The United States: The veil has not been an issue in the United States as it has been in Europe. The First Amendment forbids government from interfering with individuals’ religious preferences or dress. Students wear the veil in public schools or state colleges largely without controversy.
The case of Sultaana Freeman, an American convert to Islam (formerly known as Sandra Kellar) who started wearing a veil in 1997, is an exception. Her veil covered all but her eyes. She refused to take it off for a driver’s license photo and sued the state of Florida, where she was a resident, when it revoked her previous license (that photo, taken before 2001, had been taken with the veil on). A federal court judge ruled in 2003 that the state could compel Freeman to remove the veil for the license photo.
Canada: As in the United States, the veil has not been much of an issue in Canada, minor exceptions aside. Muslim students wear the veil to school and state employees wear it to work. But in 2007, an 11-year-old Muslim girl from Ottawa was thrown out of a soccer tournament for refusing to remove her head scarf during play. The International Football Association Board upheld the ejection. Later that year, the province of Quebec, then Canadian federal authorities, ruled that Muslim women wearing the full-face-covering veil had to remove it when ascertaining their identity before voting.

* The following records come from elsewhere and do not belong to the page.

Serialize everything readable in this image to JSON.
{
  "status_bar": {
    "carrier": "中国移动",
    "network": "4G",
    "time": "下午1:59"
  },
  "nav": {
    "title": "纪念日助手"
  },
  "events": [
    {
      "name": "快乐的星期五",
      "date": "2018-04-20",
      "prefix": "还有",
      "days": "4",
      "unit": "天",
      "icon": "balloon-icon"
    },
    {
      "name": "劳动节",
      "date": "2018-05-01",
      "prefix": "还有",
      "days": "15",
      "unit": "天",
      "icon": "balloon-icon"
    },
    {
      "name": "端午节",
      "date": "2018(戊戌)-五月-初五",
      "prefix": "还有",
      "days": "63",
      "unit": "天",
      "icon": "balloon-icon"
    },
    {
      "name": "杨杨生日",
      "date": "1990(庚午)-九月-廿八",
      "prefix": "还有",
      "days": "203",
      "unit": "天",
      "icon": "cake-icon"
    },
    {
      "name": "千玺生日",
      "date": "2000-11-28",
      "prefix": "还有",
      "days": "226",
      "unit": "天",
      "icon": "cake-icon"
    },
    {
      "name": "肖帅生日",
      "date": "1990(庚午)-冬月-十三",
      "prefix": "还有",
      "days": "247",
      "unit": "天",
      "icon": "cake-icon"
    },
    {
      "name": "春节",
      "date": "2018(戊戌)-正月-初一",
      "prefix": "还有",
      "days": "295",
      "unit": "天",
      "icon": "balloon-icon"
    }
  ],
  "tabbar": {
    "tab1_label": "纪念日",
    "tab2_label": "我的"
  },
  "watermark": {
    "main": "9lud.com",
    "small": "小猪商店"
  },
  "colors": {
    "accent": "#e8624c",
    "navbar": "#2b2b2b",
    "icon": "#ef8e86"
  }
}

France: Wearing the veil in state schools is banned. Legislation was passed in March 2004 regulating the wearing of signs or dress manifesting a religious affiliation in State primary and secondary schools. The legislation states: “In State primary and secondary schools, the wearing of signs or dress by which pupils overtly manifest a religious affiliation is prohibited. The school rules shall state that the institution of disciplinary proceedings shall be preceded by dialogue with the pupil.” The law applies to all state schools and educational institutions, but not to state universities.
Belgium: No general ban on wearing religious signs at school. A 1994 decree stipulates that education shall be neutral within the French Community of Belgium, which includes a heavy concentration of Turkish immigrants. Pupils are in principle allowed to wear religious signs. However, they may do so only if human rights, the reputation of others, national security, public order, and public health and morals are protected and internal rules complied with. Teachers may not permit religious or philosophical proselytism under their authority. The Flemish Community has no uniform policy on whether to allow religious or philosophical signs to be worn in schools. Some do, others do not.
Germany: The debate in Germany focused on whether teachers should be allowed to wear the veil. In a case between teacher Fereshta Ludin and the state of Baden-Württemberg, Germany’s Constitutional Court ruled in September 2003 that absent an explicit prohibition written into law, teachers were entitled to wear the headscarf. That meant Ludin, who was originally from Afghanistan, won the right to wear the headscarf—while the state also had the right to draft a law banning it in state schools. Germany’s population icnludes about 3.5 million mainly Turkish Muslims.
The Vatican : In November 2006, the Vatican took the sides in the debate by backing European governments that promulgate laws forbidding the wearing of the veil. Cardinal Renato Martino, the Vatican’s highest authority on immigration issues, called for the better integration of immigrants everywhere, but also termed it « elementary » and « quite right » that authorities would demand the removal of veils on state grounds.
Austria: No legislation governing the wearing of headscarves, turbans or the kippa.
United Kingdom: A tolerant attitude toward students wearing religious signs, especially the Muslim veil, is giving way to restrictions. In march 2007, Education Secretary Alan Johnson gave state schools authority to ban the wearing of Muslim veils on “safety, security and teaching” grounds. The policy, however, applies only to full-face-covering veils, not to mere head scarves.
In 2006, a British appeals court ruled that Shabina Begum’s human rights were violated when the 17 year old was banned from wearing a head-to-toe jilbab to school. But in Match 2006 the House of Lords overturned that decision. In October 2006, then-Prime Minister Tony Blair criticized the veil as a “mark of separation” that “makes other people from outside the community feel uncomfortable.”
Spain: No statutory prohibition on students wearing religious head coverings in state schools. Two royal decrees dating back to 1996 give primary and secondary schools the authority to precise dress codes. But generally speaking, state schools allow the headscarf to be worn.